Cardiff City chairman Dato Chan Tien Ghee resigns
Cardiff City have confirmed Dato Chan Tien Ghee has resigned as chairman.
Ghee, known as TG to fans, persuaded Vincent Tan to buy into Cardiff City when the club was having financial difficulties under Peter Ridsdale.
The Malaysian has been chairman of Cardiff since May 2010 and a director since May 2009.
"TG is embarking on new career and business pursuits that require his full attention," said a club statement.
"Given constraints of time and distance, TG believes he is unable to meet the demands of his position as chairman and board member of Cardiff City Football Club.
"We are greatly indebted to TG who since joining in 2010 has been instrumental in the progress of the club to where it is today, and we wish to record our deep appreciation for his invaluable contributions and efforts."
TG was a business partner of Vincent Tan's when he urged dollar billionaire Tan to become another of the club's Malaysian backers.
In a separate move, Cardiff City manager Malky Mackay has told supporters they have "nothing to fear" following a BBC interview with owner Vincent Tan where he declined to rule out the club becoming known as Cardiff Dragons.
Tan later issued a statement intended to reassure fans of the Championship leaders, saying the name would not change.
In his BBC interview, Tan had said promotion to the Premier League could trigger further "rebranding" and did not rule out a name change
The Malaysian billionaire has already insisted upon a colour change from blue to red, as well as a new club crest.
On Friday, Mackay accused the BBC of mischief-making.
"They have nothing to fear - we are Cardiff City Football Club, that is what we are," said Mackay.
"The fact it is then broadcast out there means we had to clarify, which the owner immediately did the minute he was able to," said Mackay.
In the interview for BBC's Sport Wales programme broadcast on Thursday,
Tan, who has an estimated wealth of $1.3bn, wants Cardiff to maximise all possible revenue and marketing opportunities in Asia.
After buying more than 35% of the club's shares for £6m in 2010, in June 2011 the 61-year-old Malaysian threatened to withdraw his support unless the club agreed to ditch its traditional blue home shirts in favour of red ones.
The new colours were accepted, as was a new badge as a Welsh dragon gained greater prominence than the club's traditional bluebird, and further investment followed.
In the interview with BBC Wales' Sport Wales programme, Tan justified the "controversial decision" of changing the club's colours, and stressed he was prepared to, and intended making, more changes.
But Mackay has called for the Cardiff City supporters to "trust" Tan and underlined the financial investment he has made since he took control of the club.
"What he said and the statement he released yesterday was that he is not going to change the name," said Mackay.
"I would ask our fans to trust the man because whatever he says he goes and actually does.
"To this point he has said this season he will put money behind the team and he did, and he has put £50-odd million into the team and the football club over a period of years.

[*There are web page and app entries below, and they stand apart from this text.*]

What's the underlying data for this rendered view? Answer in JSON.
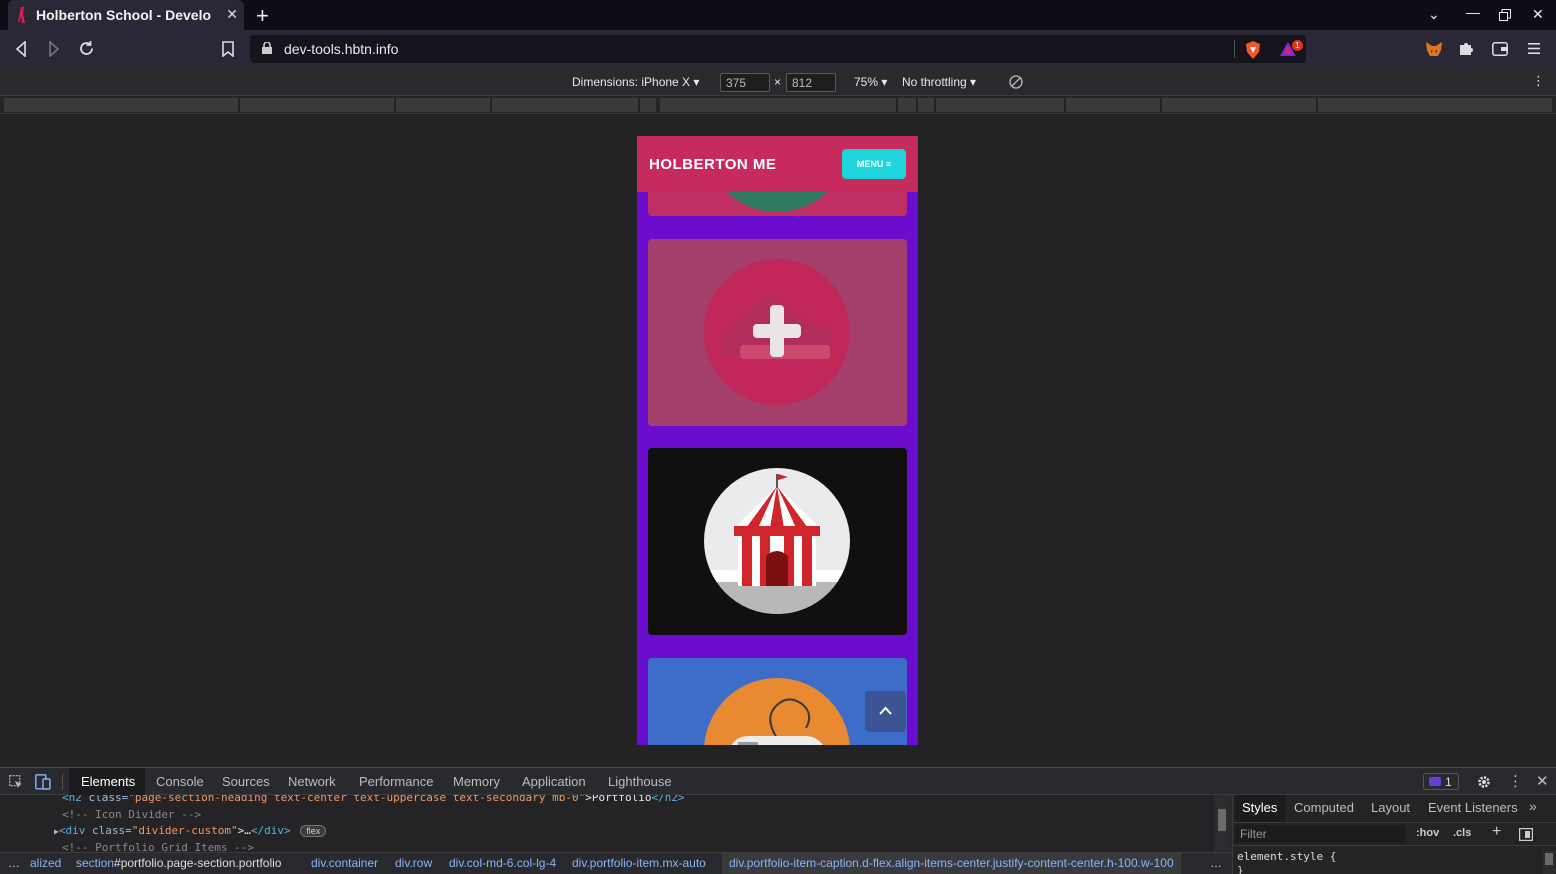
{
  "browser": {
    "tab_title": "Holberton School - Develo",
    "url": "dev-tools.hbtn.info",
    "shields_badge": "1"
  },
  "device_toolbar": {
    "dimensions_label": "Dimensions: iPhone X",
    "width": "375",
    "times": "×",
    "height": "812",
    "zoom": "75%",
    "throttling": "No throttling"
  },
  "page": {
    "brand": "HOLBERTON ME",
    "menu_label": "MENU",
    "colors": {
      "nav": "#c72a5d",
      "menu_button": "#1ed5dc",
      "background": "#6a0dcf",
      "card_pink": "#a43f6c",
      "card_dark": "#120f0f",
      "card_blue": "#3d6dc9"
    },
    "portfolio_items": [
      {
        "icon": "health-plus-icon"
      },
      {
        "icon": "circus-tent-icon"
      },
      {
        "icon": "game-controller-icon"
      }
    ]
  },
  "devtools": {
    "tabs": [
      "Elements",
      "Console",
      "Sources",
      "Network",
      "Performance",
      "Memory",
      "Application",
      "Lighthouse"
    ],
    "issues_count": "1",
    "code_lines": [
      {
        "tag_open": "<h2 ",
        "attr": "class=",
        "value": "\"page-section-heading text-center text-uppercase text-secondary mb-0\"",
        "text": ">Portfolio",
        "tag_close": "</h2>"
      },
      {
        "comment": "<!-- Icon Divider -->"
      },
      {
        "tag_open": "<div ",
        "attr": "class=",
        "value": "\"divider-custom\"",
        "text": ">…",
        "tag_close": "</div>",
        "badge": "flex"
      },
      {
        "comment": "<!-- Portfolio Grid Items -->"
      }
    ],
    "breadcrumbs": [
      {
        "prefix": "alized",
        "suffix": ""
      },
      {
        "prefix": "section",
        "suffix": "#portfolio.page-section.portfolio"
      },
      {
        "prefix": "div",
        "suffix": ".container"
      },
      {
        "prefix": "div",
        "suffix": ".row"
      },
      {
        "prefix": "div",
        "suffix": ".col-md-6.col-lg-4"
      },
      {
        "prefix": "div",
        "suffix": ".portfolio-item.mx-auto"
      },
      {
        "prefix": "div",
        "suffix": ".portfolio-item-caption.d-flex.align-items-center.justify-content-center.h-100.w-100"
      }
    ],
    "ellipsis": "…",
    "styles_tabs": [
      "Styles",
      "Computed",
      "Layout",
      "Event Listeners"
    ],
    "filter_placeholder": "Filter",
    "hov": ":hov",
    "cls": ".cls",
    "element_style": "element.style {",
    "element_style_close": "}"
  }
}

"So I just ask our fans to keep backing the football team and trust him and myself and my staff to do things in the best interest of the football club.
"I would ask people to look at the evidence of someone who has put £50m in and not taken a penny out."